Exercise goal> Top to bottom, every record is to be copied word for word.

Element data from apps and pages

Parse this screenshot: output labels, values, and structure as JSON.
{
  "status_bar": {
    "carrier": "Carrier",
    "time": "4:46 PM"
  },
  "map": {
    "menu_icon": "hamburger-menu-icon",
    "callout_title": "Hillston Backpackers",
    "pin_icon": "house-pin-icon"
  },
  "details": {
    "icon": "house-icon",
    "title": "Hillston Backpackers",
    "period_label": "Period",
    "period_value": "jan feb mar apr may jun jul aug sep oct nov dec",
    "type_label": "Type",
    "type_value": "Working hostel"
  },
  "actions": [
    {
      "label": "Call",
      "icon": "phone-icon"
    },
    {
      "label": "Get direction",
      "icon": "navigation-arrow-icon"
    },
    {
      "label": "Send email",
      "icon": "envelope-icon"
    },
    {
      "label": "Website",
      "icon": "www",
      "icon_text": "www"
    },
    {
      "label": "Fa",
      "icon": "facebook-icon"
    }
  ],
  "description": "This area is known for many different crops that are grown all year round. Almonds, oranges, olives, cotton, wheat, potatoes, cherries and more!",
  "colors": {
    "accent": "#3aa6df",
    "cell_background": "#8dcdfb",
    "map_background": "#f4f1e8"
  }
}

Task response>
Parse this screenshot: output labels, values, and structure as JSON.
{
  "status_bar": {
    "carrier": "Carrier",
    "time": "4:46 PM"
  },
  "map": {
    "menu_icon": "hamburger-menu-icon",
    "callout_title": "Hillston Backpackers",
    "pin_icon": "house-pin-icon"
  },
  "details": {
    "icon": "house-icon",
    "title": "Hillston Backpackers",
    "period_label": "Period",
    "period_value": "jan feb mar apr may jun jul aug sep oct nov dec",
    "type_label": "Type",
    "type_value": "Working hostel"
  },
  "actions": [
    {
      "label": "Call",
      "icon": "phone-icon"
    },
    {
      "label": "Get direction",
      "icon": "navigation-arrow-icon"
    },
    {
      "label": "Send email",
      "icon": "envelope-icon"
    },
    {
      "label": "Website",
      "icon": "www",
      "icon_text": "www"
    },
    {
      "label": "Fa",
      "icon": "facebook-icon"
    }
  ],
  "description": "This area is known for many different crops that are grown all year round. Almonds, oranges, olives, cotton, wheat, potatoes, cherries and more!",
  "colors": {
    "accent": "#3aa6df",
    "cell_background": "#8dcdfb",
    "map_background": "#f4f1e8"
  }
}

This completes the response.